◆ **Task brief**:
Leave every picture out and write out the records below exactly.
[Opening Data shown section]
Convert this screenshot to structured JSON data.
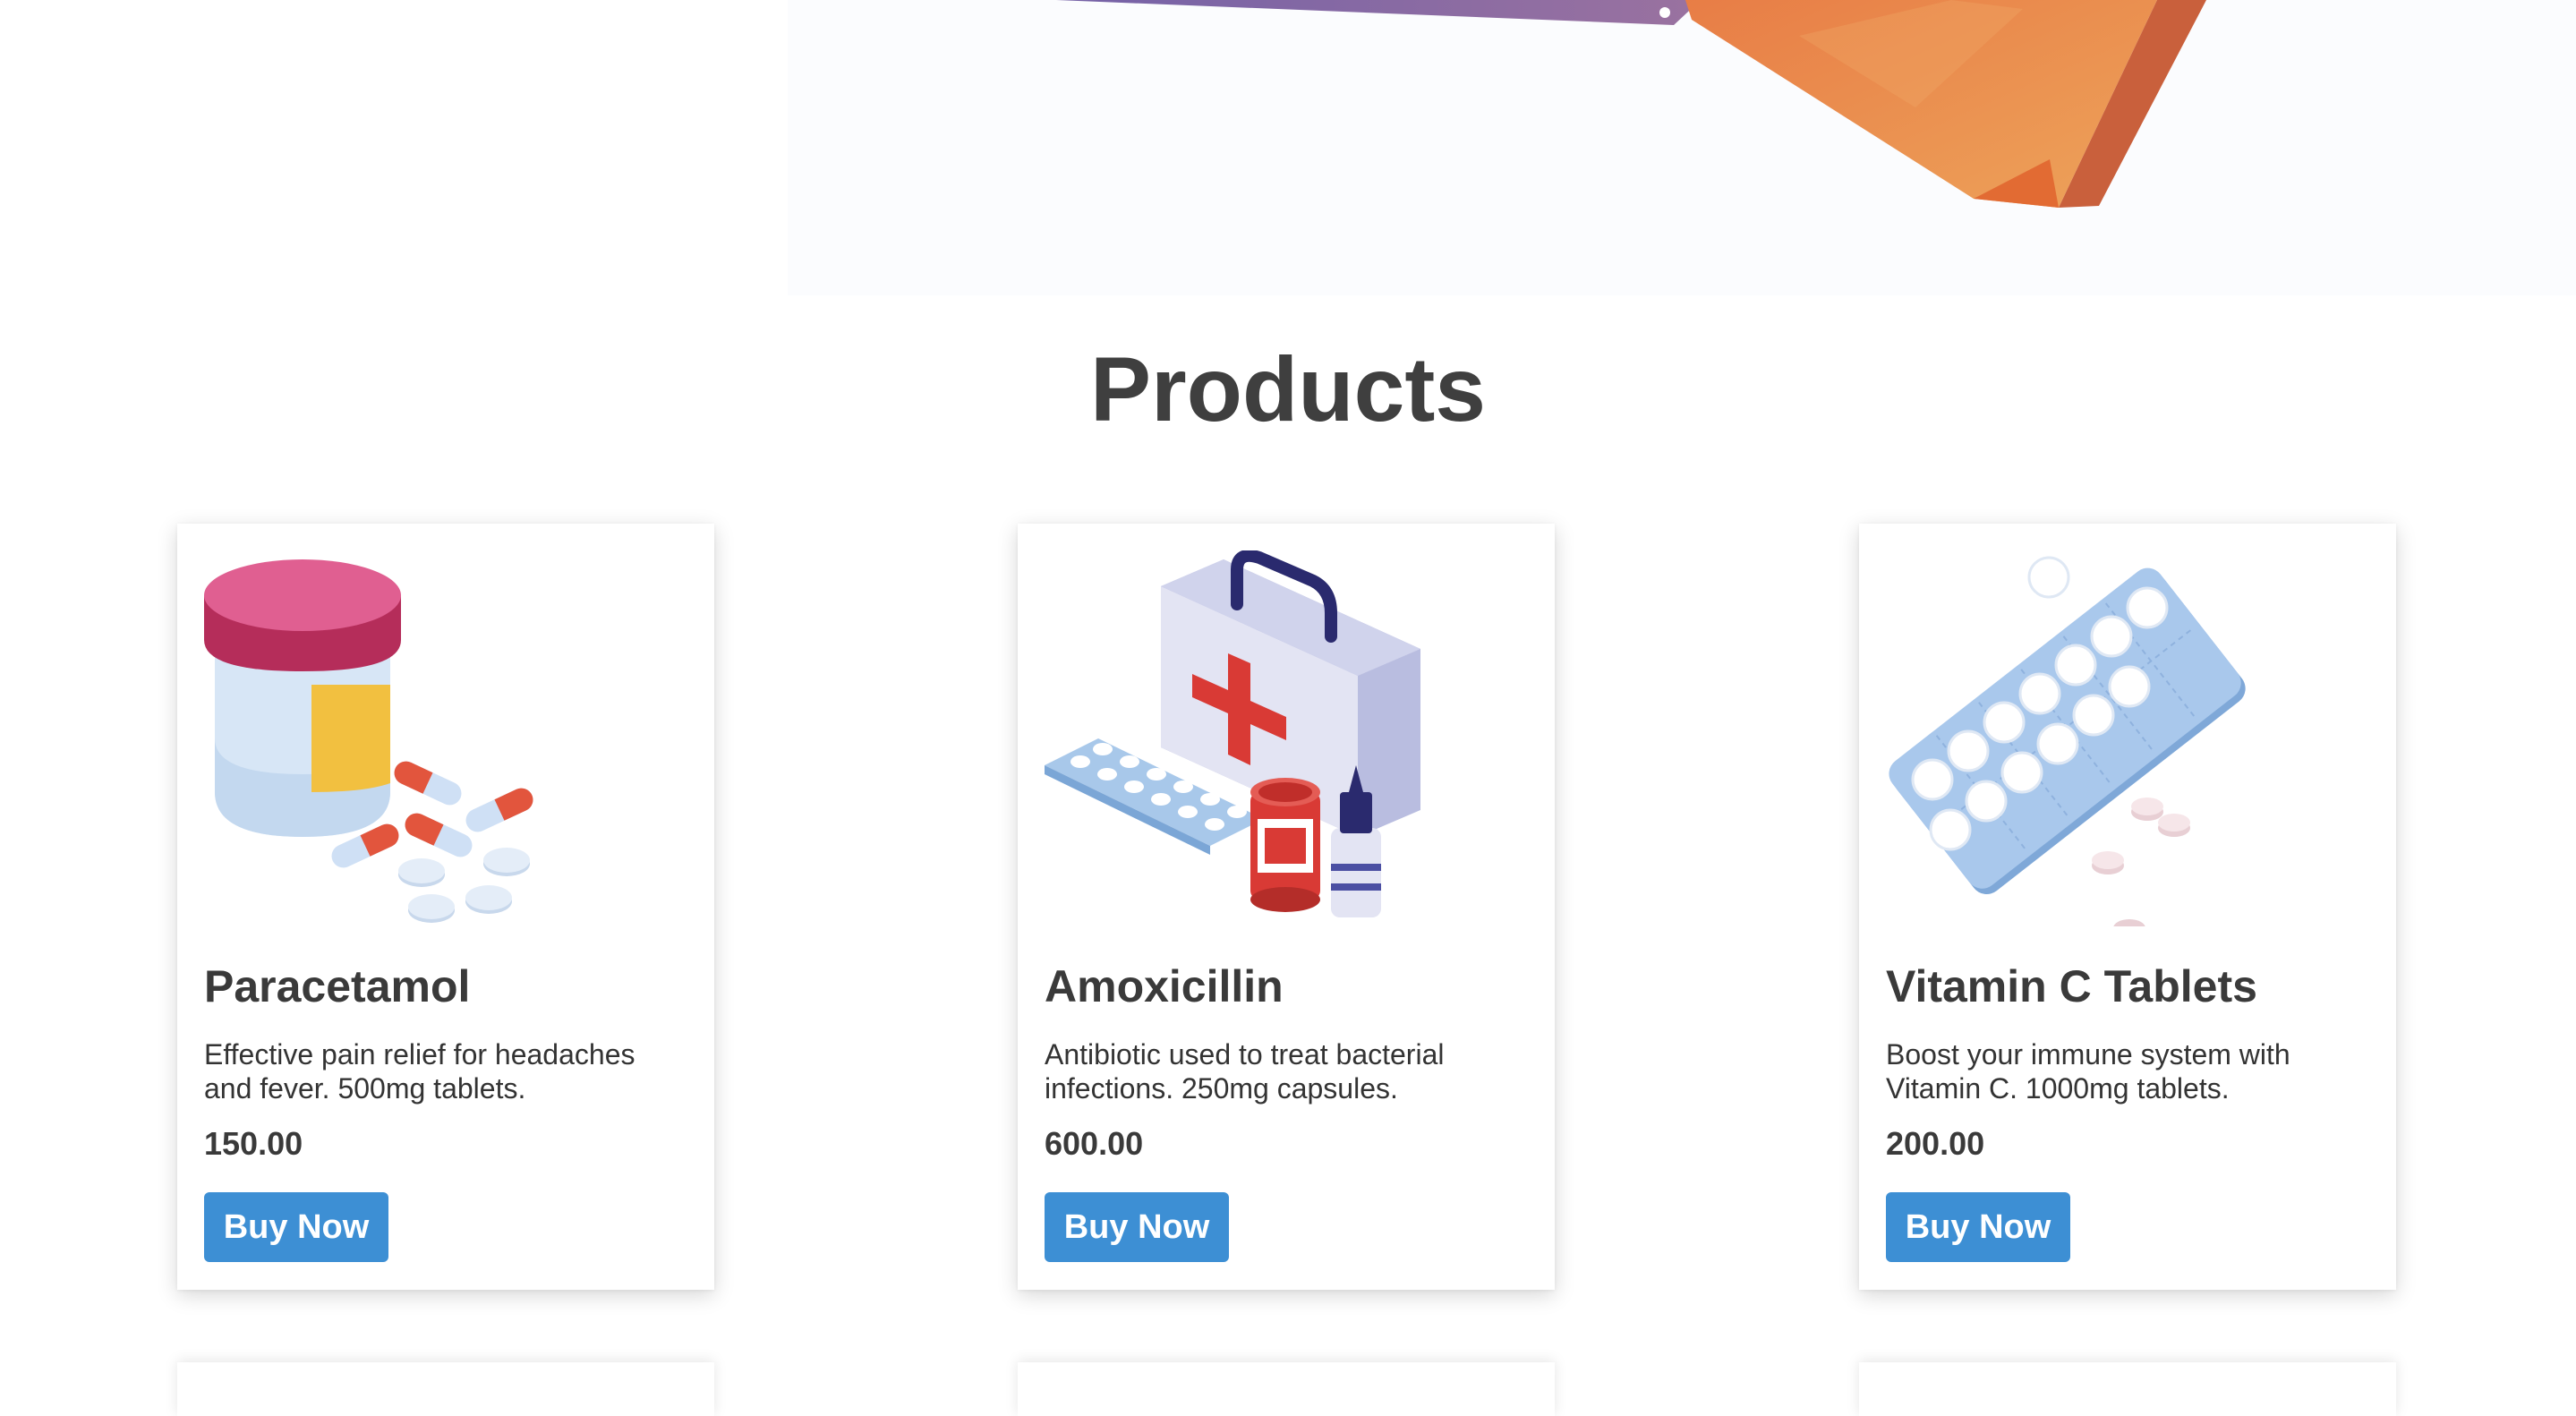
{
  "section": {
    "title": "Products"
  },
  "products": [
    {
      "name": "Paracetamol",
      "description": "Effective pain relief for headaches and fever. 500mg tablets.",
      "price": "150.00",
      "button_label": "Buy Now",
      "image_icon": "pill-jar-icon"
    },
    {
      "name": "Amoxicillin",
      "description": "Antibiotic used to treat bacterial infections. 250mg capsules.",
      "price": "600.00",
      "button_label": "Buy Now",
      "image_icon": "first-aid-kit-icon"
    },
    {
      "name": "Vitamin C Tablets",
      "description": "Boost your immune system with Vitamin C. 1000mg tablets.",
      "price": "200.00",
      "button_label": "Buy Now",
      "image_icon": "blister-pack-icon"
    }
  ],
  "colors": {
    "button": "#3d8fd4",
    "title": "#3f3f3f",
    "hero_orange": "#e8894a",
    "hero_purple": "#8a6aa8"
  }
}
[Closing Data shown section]
◆ **Exercise solution**:
Convert this screenshot to structured JSON data.
{
  "section": {
    "title": "Products"
  },
  "products": [
    {
      "name": "Paracetamol",
      "description": "Effective pain relief for headaches and fever. 500mg tablets.",
      "price": "150.00",
      "button_label": "Buy Now",
      "image_icon": "pill-jar-icon"
    },
    {
      "name": "Amoxicillin",
      "description": "Antibiotic used to treat bacterial infections. 250mg capsules.",
      "price": "600.00",
      "button_label": "Buy Now",
      "image_icon": "first-aid-kit-icon"
    },
    {
      "name": "Vitamin C Tablets",
      "description": "Boost your immune system with Vitamin C. 1000mg tablets.",
      "price": "200.00",
      "button_label": "Buy Now",
      "image_icon": "blister-pack-icon"
    }
  ],
  "colors": {
    "button": "#3d8fd4",
    "title": "#3f3f3f",
    "hero_orange": "#e8894a",
    "hero_purple": "#8a6aa8"
  }
}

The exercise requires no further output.